PROVIDED RECORDS Start Marker

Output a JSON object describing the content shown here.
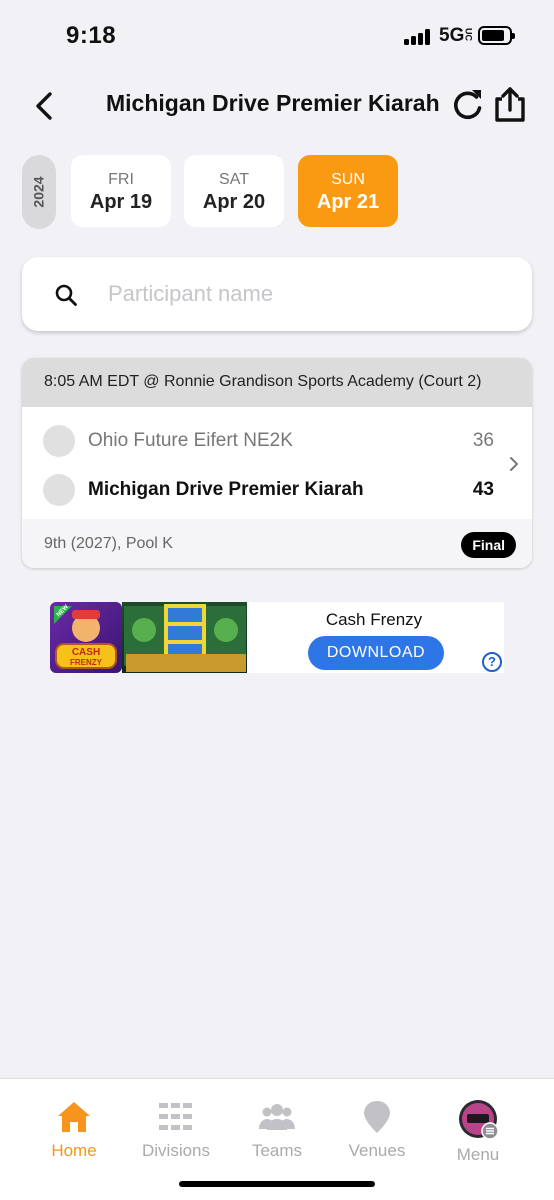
{
  "status_bar": {
    "time": "9:18",
    "network": "5G",
    "network_sub": "UC"
  },
  "header": {
    "title": "Michigan Drive Premier Kiarah"
  },
  "dates": {
    "year": "2024",
    "days": [
      {
        "dow": "FRI",
        "date": "Apr 19",
        "active": false
      },
      {
        "dow": "SAT",
        "date": "Apr 20",
        "active": false
      },
      {
        "dow": "SUN",
        "date": "Apr 21",
        "active": true
      }
    ]
  },
  "search": {
    "placeholder": "Participant name",
    "value": ""
  },
  "game": {
    "header": "8:05 AM EDT @ Ronnie Grandison Sports Academy (Court 2)",
    "teams": [
      {
        "name": "Ohio Future Eifert NE2K",
        "score": "36"
      },
      {
        "name": "Michigan Drive Premier Kiarah",
        "score": "43"
      }
    ],
    "pool": "9th (2027), Pool K",
    "status": "Final"
  },
  "ad": {
    "title": "Cash Frenzy",
    "button": "DOWNLOAD",
    "info": "?",
    "image_text": {
      "badge": "NEW",
      "logo_top": "CASH",
      "logo_bottom": "FRENZY"
    }
  },
  "nav": [
    {
      "label": "Home",
      "icon": "home-icon",
      "active": true
    },
    {
      "label": "Divisions",
      "icon": "divisions-icon",
      "active": false
    },
    {
      "label": "Teams",
      "icon": "teams-icon",
      "active": false
    },
    {
      "label": "Venues",
      "icon": "venues-icon",
      "active": false
    },
    {
      "label": "Menu",
      "icon": "menu-avatar-icon",
      "active": false
    }
  ],
  "colors": {
    "accent": "#fa9a13",
    "nav_active": "#f7941d",
    "background": "#f2f2f6",
    "ad_button": "#2e75e6",
    "final_badge": "#000000"
  }
}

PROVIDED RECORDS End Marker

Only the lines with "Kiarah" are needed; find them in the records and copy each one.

    "title": "Michigan Drive Premier Kiarah"
        "name": "Michigan Drive Premier Kiarah",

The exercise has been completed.